## [Data for analysis]
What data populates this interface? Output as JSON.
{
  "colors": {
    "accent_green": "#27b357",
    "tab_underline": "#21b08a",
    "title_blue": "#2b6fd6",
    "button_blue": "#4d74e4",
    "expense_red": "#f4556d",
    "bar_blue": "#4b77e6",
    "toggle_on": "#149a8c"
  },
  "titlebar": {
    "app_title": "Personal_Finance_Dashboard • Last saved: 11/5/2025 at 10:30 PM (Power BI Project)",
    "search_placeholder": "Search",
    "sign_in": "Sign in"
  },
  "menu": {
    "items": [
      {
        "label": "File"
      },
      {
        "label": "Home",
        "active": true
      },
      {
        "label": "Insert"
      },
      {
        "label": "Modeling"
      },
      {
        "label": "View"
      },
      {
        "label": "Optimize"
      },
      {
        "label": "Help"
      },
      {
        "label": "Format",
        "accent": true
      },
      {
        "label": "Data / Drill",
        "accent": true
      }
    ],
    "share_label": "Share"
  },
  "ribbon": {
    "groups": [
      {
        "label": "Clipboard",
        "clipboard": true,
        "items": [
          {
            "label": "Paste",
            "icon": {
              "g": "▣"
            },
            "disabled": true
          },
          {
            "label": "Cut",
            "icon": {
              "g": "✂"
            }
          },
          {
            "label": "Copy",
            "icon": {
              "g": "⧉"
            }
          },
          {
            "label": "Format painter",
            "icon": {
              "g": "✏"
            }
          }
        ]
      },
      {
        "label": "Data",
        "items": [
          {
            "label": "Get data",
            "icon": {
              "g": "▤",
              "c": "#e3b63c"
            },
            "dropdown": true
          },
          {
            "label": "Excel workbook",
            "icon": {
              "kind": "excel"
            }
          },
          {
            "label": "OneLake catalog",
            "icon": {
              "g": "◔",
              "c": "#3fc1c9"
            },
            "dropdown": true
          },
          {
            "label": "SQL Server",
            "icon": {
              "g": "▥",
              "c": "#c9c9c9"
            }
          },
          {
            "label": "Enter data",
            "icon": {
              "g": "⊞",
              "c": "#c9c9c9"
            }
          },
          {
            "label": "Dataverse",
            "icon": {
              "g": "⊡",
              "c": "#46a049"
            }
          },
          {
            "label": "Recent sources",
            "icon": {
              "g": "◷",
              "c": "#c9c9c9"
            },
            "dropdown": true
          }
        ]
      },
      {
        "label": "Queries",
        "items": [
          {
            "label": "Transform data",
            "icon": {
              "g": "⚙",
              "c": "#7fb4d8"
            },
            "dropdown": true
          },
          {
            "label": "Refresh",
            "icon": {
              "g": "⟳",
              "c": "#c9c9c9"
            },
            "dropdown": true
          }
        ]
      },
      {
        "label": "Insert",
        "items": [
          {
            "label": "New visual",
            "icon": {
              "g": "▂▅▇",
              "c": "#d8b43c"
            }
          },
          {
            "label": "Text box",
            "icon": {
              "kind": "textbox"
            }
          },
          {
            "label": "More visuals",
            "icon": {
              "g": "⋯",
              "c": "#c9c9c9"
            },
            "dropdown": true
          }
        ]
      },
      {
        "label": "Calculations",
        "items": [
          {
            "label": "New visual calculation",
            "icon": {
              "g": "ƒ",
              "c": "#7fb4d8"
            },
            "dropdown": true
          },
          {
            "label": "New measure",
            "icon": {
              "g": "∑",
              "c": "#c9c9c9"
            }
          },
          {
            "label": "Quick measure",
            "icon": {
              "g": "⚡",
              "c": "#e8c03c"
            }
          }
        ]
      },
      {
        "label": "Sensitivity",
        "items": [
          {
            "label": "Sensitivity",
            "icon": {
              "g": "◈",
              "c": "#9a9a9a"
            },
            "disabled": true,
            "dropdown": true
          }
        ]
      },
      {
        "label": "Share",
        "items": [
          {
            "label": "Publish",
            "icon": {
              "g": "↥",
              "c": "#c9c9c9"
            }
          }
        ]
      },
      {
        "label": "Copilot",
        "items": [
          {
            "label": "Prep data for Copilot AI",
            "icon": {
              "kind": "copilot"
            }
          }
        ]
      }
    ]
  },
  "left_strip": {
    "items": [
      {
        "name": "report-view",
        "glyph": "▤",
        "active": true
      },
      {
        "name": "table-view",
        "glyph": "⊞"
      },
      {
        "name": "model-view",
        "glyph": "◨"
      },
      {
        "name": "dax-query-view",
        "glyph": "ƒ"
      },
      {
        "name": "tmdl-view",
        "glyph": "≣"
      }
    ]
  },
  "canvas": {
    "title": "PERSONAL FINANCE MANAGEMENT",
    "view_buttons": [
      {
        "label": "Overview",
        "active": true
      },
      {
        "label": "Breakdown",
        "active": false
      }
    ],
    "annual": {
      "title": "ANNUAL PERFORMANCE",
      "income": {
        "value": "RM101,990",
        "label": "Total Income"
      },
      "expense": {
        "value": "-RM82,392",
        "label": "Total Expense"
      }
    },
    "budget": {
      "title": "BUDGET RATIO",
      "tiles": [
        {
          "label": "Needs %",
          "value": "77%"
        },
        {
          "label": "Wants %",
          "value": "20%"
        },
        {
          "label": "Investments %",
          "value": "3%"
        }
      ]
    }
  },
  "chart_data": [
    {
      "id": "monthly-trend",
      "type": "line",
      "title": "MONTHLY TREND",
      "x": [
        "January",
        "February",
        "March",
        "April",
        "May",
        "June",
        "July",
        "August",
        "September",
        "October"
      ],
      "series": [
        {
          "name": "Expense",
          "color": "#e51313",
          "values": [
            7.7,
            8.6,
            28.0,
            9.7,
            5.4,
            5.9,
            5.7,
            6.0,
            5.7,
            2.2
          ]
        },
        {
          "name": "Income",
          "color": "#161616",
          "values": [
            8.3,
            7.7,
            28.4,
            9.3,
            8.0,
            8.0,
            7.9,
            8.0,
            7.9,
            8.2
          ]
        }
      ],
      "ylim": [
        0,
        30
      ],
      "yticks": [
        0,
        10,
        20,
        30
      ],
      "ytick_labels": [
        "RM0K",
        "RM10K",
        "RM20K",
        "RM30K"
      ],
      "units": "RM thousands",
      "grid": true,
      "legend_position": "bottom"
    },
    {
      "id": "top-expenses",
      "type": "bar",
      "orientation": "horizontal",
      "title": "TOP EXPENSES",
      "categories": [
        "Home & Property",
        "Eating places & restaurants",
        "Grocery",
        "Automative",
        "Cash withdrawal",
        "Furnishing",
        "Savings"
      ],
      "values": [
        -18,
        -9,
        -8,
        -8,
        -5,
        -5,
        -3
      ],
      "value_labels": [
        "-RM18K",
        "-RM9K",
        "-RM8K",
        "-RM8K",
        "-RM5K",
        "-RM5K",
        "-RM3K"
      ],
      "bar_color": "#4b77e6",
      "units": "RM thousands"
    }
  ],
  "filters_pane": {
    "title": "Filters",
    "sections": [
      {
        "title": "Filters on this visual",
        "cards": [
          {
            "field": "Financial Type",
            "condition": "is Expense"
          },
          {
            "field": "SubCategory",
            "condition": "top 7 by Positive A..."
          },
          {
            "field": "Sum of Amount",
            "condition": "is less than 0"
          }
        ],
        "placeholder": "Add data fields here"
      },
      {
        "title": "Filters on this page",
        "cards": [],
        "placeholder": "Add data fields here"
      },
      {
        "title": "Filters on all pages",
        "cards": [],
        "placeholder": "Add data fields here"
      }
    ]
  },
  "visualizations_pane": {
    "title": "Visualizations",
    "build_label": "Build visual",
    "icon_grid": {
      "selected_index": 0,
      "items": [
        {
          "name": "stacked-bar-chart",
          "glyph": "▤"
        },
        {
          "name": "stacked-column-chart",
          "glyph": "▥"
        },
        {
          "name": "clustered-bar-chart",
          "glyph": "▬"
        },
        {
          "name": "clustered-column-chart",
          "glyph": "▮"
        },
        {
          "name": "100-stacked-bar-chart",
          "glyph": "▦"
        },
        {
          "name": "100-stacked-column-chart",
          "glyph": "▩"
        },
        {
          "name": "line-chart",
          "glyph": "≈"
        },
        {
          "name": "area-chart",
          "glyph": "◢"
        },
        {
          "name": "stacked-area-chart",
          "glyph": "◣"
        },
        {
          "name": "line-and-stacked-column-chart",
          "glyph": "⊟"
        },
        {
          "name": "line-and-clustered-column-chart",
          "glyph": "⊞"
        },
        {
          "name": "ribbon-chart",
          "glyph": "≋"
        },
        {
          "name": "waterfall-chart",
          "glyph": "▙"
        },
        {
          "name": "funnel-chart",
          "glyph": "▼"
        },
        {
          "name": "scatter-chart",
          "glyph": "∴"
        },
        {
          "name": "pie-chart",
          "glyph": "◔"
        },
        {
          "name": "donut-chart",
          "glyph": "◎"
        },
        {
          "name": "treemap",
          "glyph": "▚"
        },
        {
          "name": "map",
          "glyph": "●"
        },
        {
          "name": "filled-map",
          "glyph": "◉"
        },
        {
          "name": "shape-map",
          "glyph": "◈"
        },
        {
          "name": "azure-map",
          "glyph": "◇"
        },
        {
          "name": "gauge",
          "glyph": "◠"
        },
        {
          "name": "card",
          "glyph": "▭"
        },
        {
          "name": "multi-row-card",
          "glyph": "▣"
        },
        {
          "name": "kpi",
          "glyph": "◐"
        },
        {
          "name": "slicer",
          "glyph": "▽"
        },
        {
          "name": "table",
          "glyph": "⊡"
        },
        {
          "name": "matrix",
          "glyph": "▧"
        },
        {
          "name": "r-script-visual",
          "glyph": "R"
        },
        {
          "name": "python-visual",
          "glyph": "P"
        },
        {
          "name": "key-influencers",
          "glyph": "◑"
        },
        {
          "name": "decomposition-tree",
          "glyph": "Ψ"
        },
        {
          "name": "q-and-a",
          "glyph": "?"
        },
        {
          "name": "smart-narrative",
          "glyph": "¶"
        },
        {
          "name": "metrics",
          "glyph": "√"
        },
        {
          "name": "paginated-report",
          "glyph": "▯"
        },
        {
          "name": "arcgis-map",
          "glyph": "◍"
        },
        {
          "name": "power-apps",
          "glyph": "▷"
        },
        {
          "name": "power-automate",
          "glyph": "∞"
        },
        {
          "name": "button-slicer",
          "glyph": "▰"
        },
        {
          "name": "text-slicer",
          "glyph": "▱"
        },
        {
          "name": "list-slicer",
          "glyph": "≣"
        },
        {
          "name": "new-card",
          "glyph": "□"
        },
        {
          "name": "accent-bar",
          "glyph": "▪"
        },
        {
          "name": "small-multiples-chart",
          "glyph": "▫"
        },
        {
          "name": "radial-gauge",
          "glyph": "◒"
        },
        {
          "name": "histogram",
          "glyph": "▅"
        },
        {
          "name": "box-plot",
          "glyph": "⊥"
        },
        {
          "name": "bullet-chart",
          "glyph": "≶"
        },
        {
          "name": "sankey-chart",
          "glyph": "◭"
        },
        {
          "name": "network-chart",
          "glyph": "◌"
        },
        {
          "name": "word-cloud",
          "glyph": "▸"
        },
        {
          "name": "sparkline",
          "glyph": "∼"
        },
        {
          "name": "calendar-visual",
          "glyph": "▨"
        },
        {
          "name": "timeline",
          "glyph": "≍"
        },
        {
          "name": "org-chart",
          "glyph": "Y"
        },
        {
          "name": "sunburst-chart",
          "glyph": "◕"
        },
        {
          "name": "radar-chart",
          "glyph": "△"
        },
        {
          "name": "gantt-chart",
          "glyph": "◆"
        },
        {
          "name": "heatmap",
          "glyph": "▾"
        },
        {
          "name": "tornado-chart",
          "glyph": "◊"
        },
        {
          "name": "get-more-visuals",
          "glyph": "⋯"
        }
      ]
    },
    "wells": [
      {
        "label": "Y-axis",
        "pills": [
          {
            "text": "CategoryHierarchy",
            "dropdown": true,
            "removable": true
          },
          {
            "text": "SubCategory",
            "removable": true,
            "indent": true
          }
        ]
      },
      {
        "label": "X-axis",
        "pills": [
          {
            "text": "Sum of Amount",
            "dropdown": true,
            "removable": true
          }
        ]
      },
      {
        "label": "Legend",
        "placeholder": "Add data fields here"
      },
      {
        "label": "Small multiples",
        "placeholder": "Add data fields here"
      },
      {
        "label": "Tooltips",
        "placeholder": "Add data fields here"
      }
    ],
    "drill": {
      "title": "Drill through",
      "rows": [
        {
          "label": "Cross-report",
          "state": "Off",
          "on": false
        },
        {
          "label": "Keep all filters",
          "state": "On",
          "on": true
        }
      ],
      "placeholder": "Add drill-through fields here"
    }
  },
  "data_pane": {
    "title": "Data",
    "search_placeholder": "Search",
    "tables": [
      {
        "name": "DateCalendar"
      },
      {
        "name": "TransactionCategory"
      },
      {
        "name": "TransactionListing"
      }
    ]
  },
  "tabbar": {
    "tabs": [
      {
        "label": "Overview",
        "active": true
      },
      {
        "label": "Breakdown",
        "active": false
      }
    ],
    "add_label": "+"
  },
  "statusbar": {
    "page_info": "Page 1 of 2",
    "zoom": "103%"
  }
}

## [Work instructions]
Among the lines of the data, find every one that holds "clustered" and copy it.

## [Finished exercise]
          "name": "clustered-bar-chart",
          "name": "clustered-column-chart",
          "name": "line-and-clustered-column-chart",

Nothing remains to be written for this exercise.